Access to healthy food is a critical component of a healthy, thriving community. Improving healthy food access has been shown to be an effective measure in improving healthy eating habits and lowering the risk for diet-related diseases, such as diabetes and obesity.
Lower Risk for Diet-related Diseases
- Neighborhood access to healthy food and safe places for physical activity matters for children’s weight. Children living in neighborhoods with healthy food and safe play spaces are 56 percent less likely to be obese than children in neighborhoods without these features.
- Adults living in neighborhoods with supermarkets and grocery stores have lower obesity rates (21 percent) as compared to those living in neighborhoods with no supermarkets (32 to 40 percent). In Los Angeles, a study found a correlation between the distance traveled to a grocery store and body mass index (BMI)—longer distances are associated with higher BMI.
- Adults with no supermarkets within a mile of their homes are 25 to 46 percent less likely to have a healthy diet than those with the most supermarkets near their homes.

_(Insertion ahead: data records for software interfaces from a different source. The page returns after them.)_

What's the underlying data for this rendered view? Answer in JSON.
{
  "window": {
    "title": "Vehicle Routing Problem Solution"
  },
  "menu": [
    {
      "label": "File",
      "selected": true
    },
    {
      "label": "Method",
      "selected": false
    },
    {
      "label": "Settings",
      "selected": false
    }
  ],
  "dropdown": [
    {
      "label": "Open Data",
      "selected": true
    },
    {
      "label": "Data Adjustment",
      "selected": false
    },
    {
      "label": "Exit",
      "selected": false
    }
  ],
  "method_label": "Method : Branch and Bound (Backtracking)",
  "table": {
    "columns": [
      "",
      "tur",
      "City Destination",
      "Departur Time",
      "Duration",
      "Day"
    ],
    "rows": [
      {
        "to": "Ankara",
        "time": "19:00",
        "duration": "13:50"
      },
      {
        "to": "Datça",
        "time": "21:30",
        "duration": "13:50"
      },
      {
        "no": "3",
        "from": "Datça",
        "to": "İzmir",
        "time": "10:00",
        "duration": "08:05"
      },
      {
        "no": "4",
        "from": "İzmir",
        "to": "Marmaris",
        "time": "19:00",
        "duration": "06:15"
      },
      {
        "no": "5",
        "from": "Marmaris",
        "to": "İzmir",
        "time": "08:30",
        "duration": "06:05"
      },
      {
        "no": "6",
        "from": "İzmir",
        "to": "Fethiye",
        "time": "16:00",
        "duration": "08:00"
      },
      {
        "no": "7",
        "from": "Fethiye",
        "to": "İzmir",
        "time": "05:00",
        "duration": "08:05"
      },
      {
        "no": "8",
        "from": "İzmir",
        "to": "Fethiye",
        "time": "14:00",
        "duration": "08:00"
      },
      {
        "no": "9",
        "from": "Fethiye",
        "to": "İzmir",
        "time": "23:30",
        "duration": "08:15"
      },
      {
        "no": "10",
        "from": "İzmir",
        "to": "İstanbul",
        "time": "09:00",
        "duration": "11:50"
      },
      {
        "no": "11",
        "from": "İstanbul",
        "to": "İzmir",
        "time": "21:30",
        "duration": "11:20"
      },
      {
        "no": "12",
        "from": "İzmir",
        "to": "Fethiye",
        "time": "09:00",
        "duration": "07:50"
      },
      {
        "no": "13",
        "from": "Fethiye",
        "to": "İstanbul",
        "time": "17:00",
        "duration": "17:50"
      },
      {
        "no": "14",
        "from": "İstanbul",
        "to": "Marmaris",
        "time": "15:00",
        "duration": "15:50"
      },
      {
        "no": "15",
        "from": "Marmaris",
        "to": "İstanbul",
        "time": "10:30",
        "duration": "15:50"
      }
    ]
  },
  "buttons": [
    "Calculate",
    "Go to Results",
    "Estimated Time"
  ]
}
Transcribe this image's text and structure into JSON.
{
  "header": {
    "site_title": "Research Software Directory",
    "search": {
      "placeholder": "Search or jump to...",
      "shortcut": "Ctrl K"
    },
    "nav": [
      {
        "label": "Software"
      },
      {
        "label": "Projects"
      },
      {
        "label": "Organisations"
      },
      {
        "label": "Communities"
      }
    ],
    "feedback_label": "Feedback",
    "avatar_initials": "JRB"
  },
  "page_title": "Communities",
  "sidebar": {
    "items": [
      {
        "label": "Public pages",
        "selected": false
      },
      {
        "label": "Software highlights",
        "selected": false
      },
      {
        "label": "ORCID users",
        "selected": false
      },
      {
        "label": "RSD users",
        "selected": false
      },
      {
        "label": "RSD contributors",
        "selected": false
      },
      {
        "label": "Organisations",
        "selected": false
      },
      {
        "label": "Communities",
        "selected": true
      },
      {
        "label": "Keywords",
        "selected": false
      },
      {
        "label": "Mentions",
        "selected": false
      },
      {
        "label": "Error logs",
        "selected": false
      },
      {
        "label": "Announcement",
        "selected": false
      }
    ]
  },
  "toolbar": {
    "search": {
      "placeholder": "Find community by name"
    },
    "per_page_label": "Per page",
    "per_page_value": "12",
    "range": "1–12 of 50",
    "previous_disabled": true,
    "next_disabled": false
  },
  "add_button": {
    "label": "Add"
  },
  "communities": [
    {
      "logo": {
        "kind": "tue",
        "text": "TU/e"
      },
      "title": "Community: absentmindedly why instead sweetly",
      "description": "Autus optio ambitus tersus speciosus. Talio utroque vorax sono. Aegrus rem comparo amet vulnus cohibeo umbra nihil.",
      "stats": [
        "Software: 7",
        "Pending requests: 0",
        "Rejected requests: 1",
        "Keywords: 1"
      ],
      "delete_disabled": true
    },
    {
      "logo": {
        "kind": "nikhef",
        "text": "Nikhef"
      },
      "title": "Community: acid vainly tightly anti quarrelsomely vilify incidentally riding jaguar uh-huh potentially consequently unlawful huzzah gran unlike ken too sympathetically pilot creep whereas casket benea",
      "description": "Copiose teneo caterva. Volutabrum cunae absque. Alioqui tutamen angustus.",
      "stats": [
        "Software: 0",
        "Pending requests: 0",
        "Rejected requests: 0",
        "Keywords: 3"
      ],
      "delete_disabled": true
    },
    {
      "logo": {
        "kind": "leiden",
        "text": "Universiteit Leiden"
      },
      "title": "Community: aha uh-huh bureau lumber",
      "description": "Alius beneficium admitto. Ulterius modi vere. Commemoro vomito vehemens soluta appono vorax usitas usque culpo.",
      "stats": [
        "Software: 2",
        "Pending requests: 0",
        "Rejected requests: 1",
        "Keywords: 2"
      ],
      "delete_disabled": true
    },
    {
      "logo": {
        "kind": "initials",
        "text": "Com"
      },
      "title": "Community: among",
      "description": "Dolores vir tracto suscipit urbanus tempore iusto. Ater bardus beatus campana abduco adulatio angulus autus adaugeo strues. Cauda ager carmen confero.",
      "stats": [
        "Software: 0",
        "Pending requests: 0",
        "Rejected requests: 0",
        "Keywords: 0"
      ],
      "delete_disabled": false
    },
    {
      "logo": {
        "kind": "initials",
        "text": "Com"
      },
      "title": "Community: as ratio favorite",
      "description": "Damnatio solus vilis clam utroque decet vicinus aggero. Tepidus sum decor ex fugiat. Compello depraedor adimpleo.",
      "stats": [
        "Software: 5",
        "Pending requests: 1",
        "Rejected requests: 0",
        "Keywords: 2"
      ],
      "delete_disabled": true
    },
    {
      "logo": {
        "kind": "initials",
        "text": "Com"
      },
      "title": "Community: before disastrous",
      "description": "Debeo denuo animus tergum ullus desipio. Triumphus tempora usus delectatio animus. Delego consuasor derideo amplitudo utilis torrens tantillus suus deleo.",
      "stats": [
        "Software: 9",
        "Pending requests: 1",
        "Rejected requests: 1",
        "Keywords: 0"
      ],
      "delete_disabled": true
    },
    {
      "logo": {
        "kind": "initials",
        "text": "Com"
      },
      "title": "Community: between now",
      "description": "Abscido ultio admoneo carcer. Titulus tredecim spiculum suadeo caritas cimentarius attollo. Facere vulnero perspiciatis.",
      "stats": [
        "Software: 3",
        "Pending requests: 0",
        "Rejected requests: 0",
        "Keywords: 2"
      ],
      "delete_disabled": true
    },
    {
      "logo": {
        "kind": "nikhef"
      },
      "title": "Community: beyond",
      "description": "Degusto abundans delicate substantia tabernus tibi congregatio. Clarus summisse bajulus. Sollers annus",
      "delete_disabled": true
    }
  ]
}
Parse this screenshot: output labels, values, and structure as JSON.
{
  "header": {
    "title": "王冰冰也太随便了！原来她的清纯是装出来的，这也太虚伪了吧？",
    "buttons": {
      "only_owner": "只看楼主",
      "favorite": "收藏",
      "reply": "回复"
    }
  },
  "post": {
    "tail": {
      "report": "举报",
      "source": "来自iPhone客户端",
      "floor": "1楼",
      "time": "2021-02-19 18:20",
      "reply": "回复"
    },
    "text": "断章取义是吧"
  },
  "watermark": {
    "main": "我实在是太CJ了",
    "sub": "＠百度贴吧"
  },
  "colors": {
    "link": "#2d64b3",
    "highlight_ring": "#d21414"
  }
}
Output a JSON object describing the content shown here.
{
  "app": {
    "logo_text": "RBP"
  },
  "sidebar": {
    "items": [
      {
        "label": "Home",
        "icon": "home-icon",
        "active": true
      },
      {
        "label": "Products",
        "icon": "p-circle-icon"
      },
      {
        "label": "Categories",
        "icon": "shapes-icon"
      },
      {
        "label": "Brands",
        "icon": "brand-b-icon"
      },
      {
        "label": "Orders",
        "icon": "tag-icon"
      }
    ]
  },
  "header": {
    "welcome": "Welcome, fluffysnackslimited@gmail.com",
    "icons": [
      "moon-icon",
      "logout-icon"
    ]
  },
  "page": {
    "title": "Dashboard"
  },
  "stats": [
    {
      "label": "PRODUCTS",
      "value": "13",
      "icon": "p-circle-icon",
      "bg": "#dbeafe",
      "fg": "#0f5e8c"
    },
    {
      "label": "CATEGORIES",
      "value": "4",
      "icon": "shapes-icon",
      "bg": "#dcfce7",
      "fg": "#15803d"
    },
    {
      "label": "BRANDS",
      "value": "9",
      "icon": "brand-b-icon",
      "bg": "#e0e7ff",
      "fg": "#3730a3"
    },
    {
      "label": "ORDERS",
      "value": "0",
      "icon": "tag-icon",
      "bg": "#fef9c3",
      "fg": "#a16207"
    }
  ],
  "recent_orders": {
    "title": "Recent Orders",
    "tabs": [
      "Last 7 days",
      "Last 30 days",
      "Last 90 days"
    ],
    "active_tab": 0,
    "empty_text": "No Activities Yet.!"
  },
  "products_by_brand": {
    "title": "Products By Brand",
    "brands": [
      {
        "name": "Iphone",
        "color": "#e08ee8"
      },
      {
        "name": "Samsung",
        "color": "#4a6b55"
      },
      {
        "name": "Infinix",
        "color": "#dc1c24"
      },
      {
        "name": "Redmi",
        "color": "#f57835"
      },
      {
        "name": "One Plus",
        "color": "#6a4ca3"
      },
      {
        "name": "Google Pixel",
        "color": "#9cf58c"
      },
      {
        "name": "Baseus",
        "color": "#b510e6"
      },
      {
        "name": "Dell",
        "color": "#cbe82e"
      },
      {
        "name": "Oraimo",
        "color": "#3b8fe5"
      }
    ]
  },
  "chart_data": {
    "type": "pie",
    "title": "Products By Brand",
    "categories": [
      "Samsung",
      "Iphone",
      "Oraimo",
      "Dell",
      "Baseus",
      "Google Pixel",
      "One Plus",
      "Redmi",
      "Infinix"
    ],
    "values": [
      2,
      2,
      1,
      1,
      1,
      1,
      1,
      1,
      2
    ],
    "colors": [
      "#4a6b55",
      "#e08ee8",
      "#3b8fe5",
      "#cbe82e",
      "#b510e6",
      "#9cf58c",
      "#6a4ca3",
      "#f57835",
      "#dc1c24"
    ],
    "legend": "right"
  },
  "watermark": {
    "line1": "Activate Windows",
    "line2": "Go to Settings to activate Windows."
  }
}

- Residents are more likely to meet dietary guidelines for fruit and vegetable consumption when they live in a census tract with a supermarket. For African Americans, produce consumption increases by 32 percent when they have these amenities.